Christian leaders and organisations involved in action on housing and homelessness have today (Monday 10 December) launched a report on The Housing Crisis in London: mobilising the church. The report follows the conference of the same name organised by Housing Justice, the London Churches Group for Social Action and the Methodist/Baptist/URC Joint Public Issues Team on 10 October, World Homeless Day. This was called in response to the growing shortage of affordable housing in London, now reaching crisis proportions for people on low or average incomes
At its National Conference last week the ecumenical campaigning group Housing Justice launched an alternative manifesto for housing. Housing Justice Director Alison Gelder presented the conference with four myths which are barriers to creating the affordable secure housing that our nation needs. 1. We don't need to build more homes - we already have enough to go round. 2. Britain is full - there is no room for more house
Fifteen of London’s largest Catholic Charities have called on the mayoral candidates to reaffirm their support for poor and vulnerable in the city. In a letter to the Evening Standard, charity leaders called upon the candidates to develop strategies to protect families and communities affected by welfare changes, and to prioritise disabled Londoners’ right to access public
Newly published Government statistics show that rough sleeping has risen in England by 23% in the last year. The Department of Communities and Local Government (DCLG) Statistical Release records 2,181 people as sleeping rough on any one night, up from a total of 1,768 in last year's count. The largest number of rough sleepers per head of population is in the South of England,

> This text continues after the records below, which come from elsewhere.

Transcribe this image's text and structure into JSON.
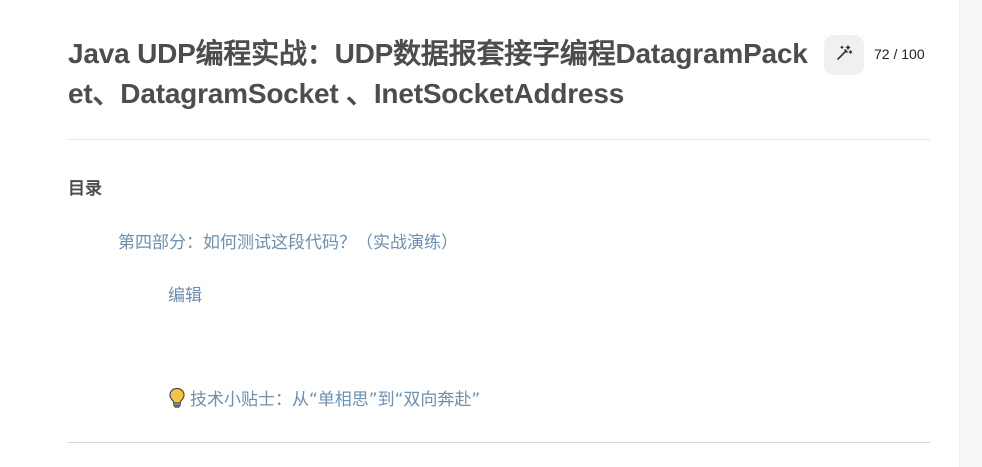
{
  "article": {
    "title": "Java UDP编程实战：UDP数据报套接字编程DatagramPacket、DatagramSocket 、InetSocketAddress",
    "progress": "72 / 100",
    "ai_button_icon": "magic-wand-icon"
  },
  "toc": {
    "heading": "目录",
    "items": [
      {
        "label": "第四部分：如何测试这段代码？（实战演练）"
      },
      {
        "label": "编辑"
      },
      {
        "label": "技术小贴士：从“单相思”到“双向奔赴”",
        "icon": "lightbulb-icon"
      }
    ]
  },
  "colors": {
    "title": "#4d4d4d",
    "toc_link": "#6d8fb0",
    "ai_button_bg": "#f0f0f2"
  }
}
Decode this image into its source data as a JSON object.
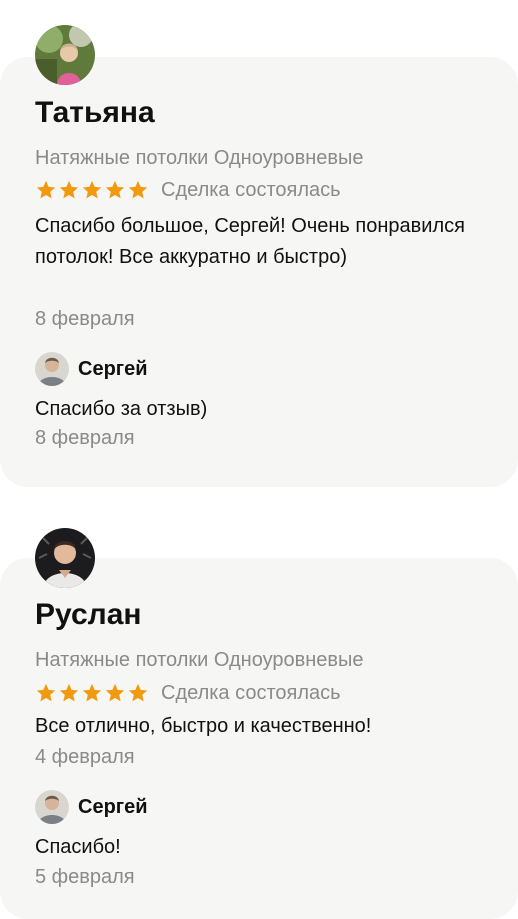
{
  "reviews": [
    {
      "author": "Татьяна",
      "category": "Натяжные потолки Одноуровневые",
      "rating": 5,
      "deal_status": "Сделка состоялась",
      "text": "Спасибо большое, Сергей! Очень понравился потолок! Все аккуратно и быстро)",
      "date": "8 февраля",
      "reply": {
        "author": "Сергей",
        "text": "Спасибо за отзыв)",
        "date": "8 февраля"
      }
    },
    {
      "author": "Руслан",
      "category": "Натяжные потолки Одноуровневые",
      "rating": 5,
      "deal_status": "Сделка состоялась",
      "text": "Все отлично, быстро и качественно!",
      "date": "4 февраля",
      "reply": {
        "author": "Сергей",
        "text": "Спасибо!",
        "date": "5 февраля"
      }
    }
  ],
  "colors": {
    "card_background": "#f6f6f5",
    "star": "#f29a0f",
    "muted_text": "#8a8a8a",
    "primary_text": "#111111"
  }
}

Alison Gelder, Director of Housing Justice will explore the tensions between Christian and statutory responses to the needs of homeless rough sleepers. For example, faced with a rough sleeper on the doorstep, what would Jesus do? How may Christians respond with hospitality to the needs of those on the margins of society? The free talk will be followed by a brief Q and A and refreshments.
Housing Justice, the ecumenical campaigning group has been shortlisted for a Liberty Human Rights Award, in recognition of the successful campaign we led against the proposed Westminster Council byelaw which would have made it a criminal offence to give food to people on the streets in Central London. Along with three others, Housing Justice was nominated in the "Close to Home' category.
The ecumenical charity Housing Justice, is opposes the UK Governments' rushed amendment to the Legal Aid and Sentencing Bill which could criminalise people squatting in residential property. The measure will be debated on Tuesday 2 November. "Housing Justice is firmly opposed to banning squatting as it will only exacerbate the housing crisis," said Alison Gelder, Director of Housing Justice. "Research carried out by Crisis
Westminster council has shelved plans to make rough sleeping in Victoria an offence, following an extensive public consultation. There was an outcry from homeless charities when the proposals were introduced earlier this year. The issue of soup runs is still under discussion.
Housing Justice director Alison Gelder has warned that changes taking place in the housing sector amount to “a revolution.” Under the planning system envisaged, everything is going to local level. “The neighbourhoods will be dealing with issues like housing and transport. Catholic parishes have a vital role to play at that level
MARCAP (Merseyside And Region Church Action on Poverty) had a full house for their conference at the Quaker Meeting House in Liverpool during Poverty and Homelessness Action Week. Unsnappily titled “All in this together? Or will inequalities widen?”, the event featured contributions from Alison Gelder from Housing Justice, Niall Cooper from Church Action on Poverty,